A New Jersey congressman has been named as the most bipartisan Democrat in the U.S. House of Representatives by the Lugar Center a Georgetown University, which tracks votes in the House and Senate
Rep. Josh Gottheimer (D-Wyckoff) ranked third overall in the House, with Rep. Christopher Smith (R-Hamilton) ranking fifth out of 437 Members of Congress and non-voting delegates in 2019 and 2020. Smith, who is serving his 20th term in Congress, has long been viewed as having an ability to work across the aisle.
“I’m incredibly proud to be named the most bipartisan House Democrat of the 116th Congress. Now, more than ever, we see the importance of putting country and governing over partisan politics and gridlock, said Gottheimer. “I’m going to continue working together with anyone, Democrat or Republican, if the end result is good for Jersey and lives up to our values. That’s the only way we’ll actually solve the problems facing our nation and our communities.”
The Lugar Center excluded Rep. Jeff Van Drew (R-Dennis) from the bi-partisanship rankings because he switched parties after his first year in Congress. As a Democrat in 2019, Van Drew was ranked 20th.
The other members of the New Jersey House delegation: Reps. Andy Kim (D-Moorestown) ranked #75; Mikie Sherill was at # 188; Tom Malinowski (D-Ringoes) placed at # 131; Bill Pascrell came in at # 140; Donald Norcross (D-Camden) is at # 183, Donald Payne Jr. finished at # 227, Frank Pallone (D-Long Branch) at # 240, Albio Sires (D-West New York) at # 294.
The most partisan House member from New Jersey is Rep. Bonnie Watson Coleman (D-Ewing), who was ranked 402nd out of 437.
To put the numbers in some perspective: Rep. Alexandria Ocasio-Cortez finished 427th on the bi-partisan score list,
In the U.S. Senate, Bob Menendez was ranked 45th and Cory Booker came in 90th.
Rep. Lee Zeldin, a Long Island congressman who is seeking the Republican nomination for Governor of New York next year, ranked 19th overall.
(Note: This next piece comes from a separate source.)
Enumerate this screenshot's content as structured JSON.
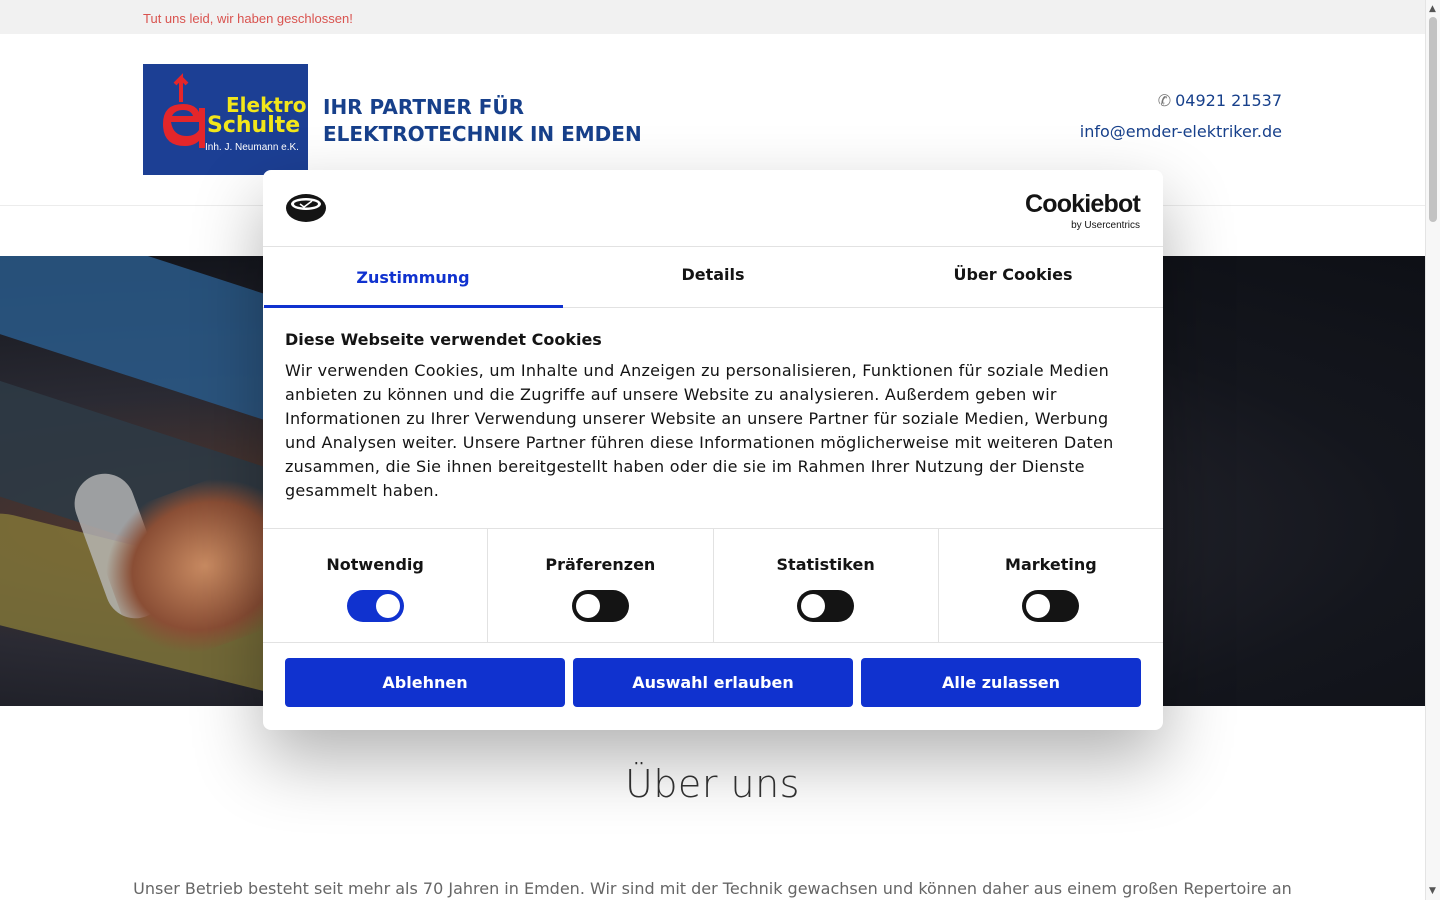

Gottheimer is the Co-Chair of the bipartisan House Problem Solvers Caucus.
The Lugar Center, named for former Senate Foreign Relations Committee Chairman Richard Lugar, promoted informed debates on world issues. Lugar spent 36 years in the U.S. Senate and was seeking re-election to a 7th term in 2012 when he lost a Republican primary to Richard Mourdock.
In heavily Republican Indiana, Mourdock lost the general election to Democrat Joe Donnelly after suggesting that rape was “something that God intended to happen.”